Dr. Calvin Trostle with Texas AgriLife Extension in Lubbock is part of a team working with castor within the confined and controlled quarters of test plots. He believes that with proper precautions, castor could again be a valuable crop for Texas farmers in part of the state but not all of it. The focus in the current Texas AgriLife program is the southwest quarter of Texas, probably south of I-20 and west of San Angelo.
Texas Tech University researchers have also bred a variety of castor called Brigham, which has reduced the ricin levels of traditional castor lines by 78 to 85 percent.

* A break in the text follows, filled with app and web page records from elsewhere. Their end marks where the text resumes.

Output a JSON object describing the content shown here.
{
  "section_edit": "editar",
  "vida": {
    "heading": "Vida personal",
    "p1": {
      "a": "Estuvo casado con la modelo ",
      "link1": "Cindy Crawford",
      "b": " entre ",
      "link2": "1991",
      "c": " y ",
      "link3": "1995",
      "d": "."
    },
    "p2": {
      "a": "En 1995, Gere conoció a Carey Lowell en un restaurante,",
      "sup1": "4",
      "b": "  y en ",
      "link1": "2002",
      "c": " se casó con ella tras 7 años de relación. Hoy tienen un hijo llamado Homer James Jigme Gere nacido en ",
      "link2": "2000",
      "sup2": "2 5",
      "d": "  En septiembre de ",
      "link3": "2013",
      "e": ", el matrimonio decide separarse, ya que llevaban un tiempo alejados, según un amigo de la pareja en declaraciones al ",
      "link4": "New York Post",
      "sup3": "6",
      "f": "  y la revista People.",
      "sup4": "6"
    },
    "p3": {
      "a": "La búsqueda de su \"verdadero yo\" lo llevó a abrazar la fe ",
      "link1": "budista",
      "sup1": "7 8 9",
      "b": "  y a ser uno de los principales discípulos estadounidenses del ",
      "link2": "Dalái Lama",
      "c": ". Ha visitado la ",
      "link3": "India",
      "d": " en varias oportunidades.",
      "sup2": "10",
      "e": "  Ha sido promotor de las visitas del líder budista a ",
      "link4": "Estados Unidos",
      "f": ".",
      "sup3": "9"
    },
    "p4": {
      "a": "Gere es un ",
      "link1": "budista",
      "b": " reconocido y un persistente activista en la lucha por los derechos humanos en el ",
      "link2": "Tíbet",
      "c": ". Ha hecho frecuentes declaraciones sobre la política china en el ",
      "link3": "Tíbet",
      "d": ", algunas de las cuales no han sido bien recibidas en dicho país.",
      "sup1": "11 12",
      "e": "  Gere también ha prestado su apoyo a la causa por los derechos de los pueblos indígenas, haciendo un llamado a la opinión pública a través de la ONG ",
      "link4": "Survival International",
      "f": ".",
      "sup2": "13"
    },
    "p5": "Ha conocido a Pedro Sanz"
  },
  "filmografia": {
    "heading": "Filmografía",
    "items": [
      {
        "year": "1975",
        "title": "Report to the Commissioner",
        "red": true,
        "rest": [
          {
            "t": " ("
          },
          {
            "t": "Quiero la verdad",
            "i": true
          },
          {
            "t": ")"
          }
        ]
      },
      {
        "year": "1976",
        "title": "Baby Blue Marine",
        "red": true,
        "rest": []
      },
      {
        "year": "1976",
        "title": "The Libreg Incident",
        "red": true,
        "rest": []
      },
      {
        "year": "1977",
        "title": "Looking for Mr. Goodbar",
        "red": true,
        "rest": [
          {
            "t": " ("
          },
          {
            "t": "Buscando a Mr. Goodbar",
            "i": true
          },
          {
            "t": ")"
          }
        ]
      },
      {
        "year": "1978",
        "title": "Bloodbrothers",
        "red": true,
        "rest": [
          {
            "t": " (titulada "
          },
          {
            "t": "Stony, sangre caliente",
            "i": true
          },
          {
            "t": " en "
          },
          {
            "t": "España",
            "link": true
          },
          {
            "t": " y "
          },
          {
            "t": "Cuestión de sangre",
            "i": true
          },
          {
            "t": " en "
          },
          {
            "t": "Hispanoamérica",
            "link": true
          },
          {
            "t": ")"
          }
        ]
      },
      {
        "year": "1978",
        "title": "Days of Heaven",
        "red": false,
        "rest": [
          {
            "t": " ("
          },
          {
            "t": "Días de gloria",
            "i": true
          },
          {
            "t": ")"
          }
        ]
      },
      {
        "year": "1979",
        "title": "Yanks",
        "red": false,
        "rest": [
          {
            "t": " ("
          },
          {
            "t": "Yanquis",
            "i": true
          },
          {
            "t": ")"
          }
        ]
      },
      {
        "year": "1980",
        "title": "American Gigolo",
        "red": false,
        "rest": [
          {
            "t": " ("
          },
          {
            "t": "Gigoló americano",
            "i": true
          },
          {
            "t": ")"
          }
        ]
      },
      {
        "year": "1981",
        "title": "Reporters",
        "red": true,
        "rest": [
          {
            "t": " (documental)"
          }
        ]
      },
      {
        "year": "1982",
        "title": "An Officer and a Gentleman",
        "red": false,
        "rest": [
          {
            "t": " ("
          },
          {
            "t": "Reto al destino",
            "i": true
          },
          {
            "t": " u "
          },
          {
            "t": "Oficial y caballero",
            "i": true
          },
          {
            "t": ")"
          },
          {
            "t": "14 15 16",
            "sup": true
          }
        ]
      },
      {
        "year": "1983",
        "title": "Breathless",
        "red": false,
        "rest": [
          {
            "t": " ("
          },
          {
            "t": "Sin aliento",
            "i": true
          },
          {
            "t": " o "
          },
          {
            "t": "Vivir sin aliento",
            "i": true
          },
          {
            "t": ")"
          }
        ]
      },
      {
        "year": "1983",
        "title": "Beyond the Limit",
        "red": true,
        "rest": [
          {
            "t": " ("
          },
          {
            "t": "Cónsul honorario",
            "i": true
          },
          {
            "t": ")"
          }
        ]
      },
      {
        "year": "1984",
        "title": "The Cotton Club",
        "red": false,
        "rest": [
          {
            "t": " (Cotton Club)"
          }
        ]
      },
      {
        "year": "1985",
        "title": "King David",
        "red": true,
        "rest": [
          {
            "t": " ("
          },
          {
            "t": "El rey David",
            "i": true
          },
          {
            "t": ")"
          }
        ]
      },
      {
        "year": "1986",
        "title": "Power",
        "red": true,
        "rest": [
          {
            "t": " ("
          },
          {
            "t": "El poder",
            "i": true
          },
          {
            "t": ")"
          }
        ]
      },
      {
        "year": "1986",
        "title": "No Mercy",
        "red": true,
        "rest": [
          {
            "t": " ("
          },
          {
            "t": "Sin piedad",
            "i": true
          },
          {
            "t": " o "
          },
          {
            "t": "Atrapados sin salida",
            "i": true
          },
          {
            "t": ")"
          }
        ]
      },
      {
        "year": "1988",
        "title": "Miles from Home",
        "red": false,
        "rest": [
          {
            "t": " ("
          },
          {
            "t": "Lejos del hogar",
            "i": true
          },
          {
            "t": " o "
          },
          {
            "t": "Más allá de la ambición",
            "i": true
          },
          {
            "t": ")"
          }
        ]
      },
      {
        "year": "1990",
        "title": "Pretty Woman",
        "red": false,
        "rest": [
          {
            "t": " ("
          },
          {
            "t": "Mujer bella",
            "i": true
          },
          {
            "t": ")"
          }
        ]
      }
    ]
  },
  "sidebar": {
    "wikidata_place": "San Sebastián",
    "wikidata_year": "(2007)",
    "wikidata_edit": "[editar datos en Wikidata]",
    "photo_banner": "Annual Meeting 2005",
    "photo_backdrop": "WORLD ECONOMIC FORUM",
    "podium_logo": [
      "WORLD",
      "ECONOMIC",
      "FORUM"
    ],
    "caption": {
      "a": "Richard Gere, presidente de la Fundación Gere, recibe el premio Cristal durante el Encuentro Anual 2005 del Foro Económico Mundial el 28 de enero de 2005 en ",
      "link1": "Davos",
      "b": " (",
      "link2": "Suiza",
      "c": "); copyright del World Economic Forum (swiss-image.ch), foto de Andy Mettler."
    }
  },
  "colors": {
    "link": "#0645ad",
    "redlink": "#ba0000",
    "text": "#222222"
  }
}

They believe that with the proper funding and a few years of work they can get the levels down to the mid or low single digits by “turning off” the gene that produces the ricin protein.
“It is Texas AgriLife and Texas Tech’s goal that if castor is reintroduced in Texas that the production be highly self-regulated, which would include only distributing, growing, and buying of reduced-ricin castor, and that contractors would work with only this line or others that succeed it,” Trostle said. Currently, Texas AgriLife is developing in-house guidelines on how to handle castor at its research stations and agreements that would be made if the seed were to be transferred to a third party.